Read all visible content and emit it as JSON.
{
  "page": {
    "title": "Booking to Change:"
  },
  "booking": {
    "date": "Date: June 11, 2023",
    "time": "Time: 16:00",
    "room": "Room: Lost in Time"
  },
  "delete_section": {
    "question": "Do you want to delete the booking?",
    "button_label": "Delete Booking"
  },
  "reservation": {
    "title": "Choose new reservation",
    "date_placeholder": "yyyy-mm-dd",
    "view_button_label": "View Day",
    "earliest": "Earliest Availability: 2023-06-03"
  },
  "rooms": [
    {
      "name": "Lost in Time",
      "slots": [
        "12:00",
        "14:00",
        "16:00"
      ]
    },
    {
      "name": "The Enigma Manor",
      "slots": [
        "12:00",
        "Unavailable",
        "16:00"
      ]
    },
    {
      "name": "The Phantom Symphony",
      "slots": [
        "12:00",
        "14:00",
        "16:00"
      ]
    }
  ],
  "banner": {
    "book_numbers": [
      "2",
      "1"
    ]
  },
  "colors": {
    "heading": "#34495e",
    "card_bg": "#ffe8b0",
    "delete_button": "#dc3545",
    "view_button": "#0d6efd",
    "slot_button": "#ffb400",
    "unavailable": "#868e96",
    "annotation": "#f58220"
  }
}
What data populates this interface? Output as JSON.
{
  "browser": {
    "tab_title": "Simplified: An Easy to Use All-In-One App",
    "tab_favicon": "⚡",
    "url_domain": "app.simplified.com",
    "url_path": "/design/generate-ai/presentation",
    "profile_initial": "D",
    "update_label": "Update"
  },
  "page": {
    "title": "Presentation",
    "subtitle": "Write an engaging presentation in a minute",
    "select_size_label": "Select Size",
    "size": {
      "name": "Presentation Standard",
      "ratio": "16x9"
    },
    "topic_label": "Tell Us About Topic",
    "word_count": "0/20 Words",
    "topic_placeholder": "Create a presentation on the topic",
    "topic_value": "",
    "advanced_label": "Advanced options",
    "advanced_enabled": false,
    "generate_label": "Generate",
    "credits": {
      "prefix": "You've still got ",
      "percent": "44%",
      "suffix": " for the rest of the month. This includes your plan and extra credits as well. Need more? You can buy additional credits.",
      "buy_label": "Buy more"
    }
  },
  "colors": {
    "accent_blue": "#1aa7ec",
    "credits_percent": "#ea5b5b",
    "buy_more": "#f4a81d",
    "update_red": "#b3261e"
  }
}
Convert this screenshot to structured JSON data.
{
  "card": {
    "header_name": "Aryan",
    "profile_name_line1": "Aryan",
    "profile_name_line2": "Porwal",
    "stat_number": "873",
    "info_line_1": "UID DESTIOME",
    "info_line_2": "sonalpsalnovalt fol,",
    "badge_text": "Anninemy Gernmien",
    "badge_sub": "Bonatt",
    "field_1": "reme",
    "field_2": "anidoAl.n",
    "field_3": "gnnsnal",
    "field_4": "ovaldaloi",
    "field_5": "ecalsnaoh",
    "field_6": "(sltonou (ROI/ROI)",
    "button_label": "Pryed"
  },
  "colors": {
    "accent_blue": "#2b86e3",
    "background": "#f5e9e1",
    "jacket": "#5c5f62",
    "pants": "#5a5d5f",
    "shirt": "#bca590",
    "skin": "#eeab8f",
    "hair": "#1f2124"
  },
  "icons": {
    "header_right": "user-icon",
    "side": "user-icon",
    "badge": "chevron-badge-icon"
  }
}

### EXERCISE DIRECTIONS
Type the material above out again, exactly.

### RESULT BELOW
Read all visible content and emit it as JSON.
{
  "page": {
    "title": "Booking to Change:"
  },
  "booking": {
    "date": "Date: June 11, 2023",
    "time": "Time: 16:00",
    "room": "Room: Lost in Time"
  },
  "delete_section": {
    "question": "Do you want to delete the booking?",
    "button_label": "Delete Booking"
  },
  "reservation": {
    "title": "Choose new reservation",
    "date_placeholder": "yyyy-mm-dd",
    "view_button_label": "View Day",
    "earliest": "Earliest Availability: 2023-06-03"
  },
  "rooms": [
    {
      "name": "Lost in Time",
      "slots": [
        "12:00",
        "14:00",
        "16:00"
      ]
    },
    {
      "name": "The Enigma Manor",
      "slots": [
        "12:00",
        "Unavailable",
        "16:00"
      ]
    },
    {
      "name": "The Phantom Symphony",
      "slots": [
        "12:00",
        "14:00",
        "16:00"
      ]
    }
  ],
  "banner": {
    "book_numbers": [
      "2",
      "1"
    ]
  },
  "colors": {
    "heading": "#34495e",
    "card_bg": "#ffe8b0",
    "delete_button": "#dc3545",
    "view_button": "#0d6efd",
    "slot_button": "#ffb400",
    "unavailable": "#868e96",
    "annotation": "#f58220"
  }
}
What data populates this interface? Output as JSON.
{
  "browser": {
    "tab_title": "Simplified: An Easy to Use All-In-One App",
    "tab_favicon": "⚡",
    "url_domain": "app.simplified.com",
    "url_path": "/design/generate-ai/presentation",
    "profile_initial": "D",
    "update_label": "Update"
  },
  "page": {
    "title": "Presentation",
    "subtitle": "Write an engaging presentation in a minute",
    "select_size_label": "Select Size",
    "size": {
      "name": "Presentation Standard",
      "ratio": "16x9"
    },
    "topic_label": "Tell Us About Topic",
    "word_count": "0/20 Words",
    "topic_placeholder": "Create a presentation on the topic",
    "topic_value": "",
    "advanced_label": "Advanced options",
    "advanced_enabled": false,
    "generate_label": "Generate",
    "credits": {
      "prefix": "You've still got ",
      "percent": "44%",
      "suffix": " for the rest of the month. This includes your plan and extra credits as well. Need more? You can buy additional credits.",
      "buy_label": "Buy more"
    }
  },
  "colors": {
    "accent_blue": "#1aa7ec",
    "credits_percent": "#ea5b5b",
    "buy_more": "#f4a81d",
    "update_red": "#b3261e"
  }
}
Convert this screenshot to structured JSON data.
{
  "card": {
    "header_name": "Aryan",
    "profile_name_line1": "Aryan",
    "profile_name_line2": "Porwal",
    "stat_number": "873",
    "info_line_1": "UID DESTIOME",
    "info_line_2": "sonalpsalnovalt fol,",
    "badge_text": "Anninemy Gernmien",
    "badge_sub": "Bonatt",
    "field_1": "reme",
    "field_2": "anidoAl.n",
    "field_3": "gnnsnal",
    "field_4": "ovaldaloi",
    "field_5": "ecalsnaoh",
    "field_6": "(sltonou (ROI/ROI)",
    "button_label": "Pryed"
  },
  "colors": {
    "accent_blue": "#2b86e3",
    "background": "#f5e9e1",
    "jacket": "#5c5f62",
    "pants": "#5a5d5f",
    "shirt": "#bca590",
    "skin": "#eeab8f",
    "hair": "#1f2124"
  },
  "icons": {
    "header_right": "user-icon",
    "side": "user-icon",
    "badge": "chevron-badge-icon"
  }
}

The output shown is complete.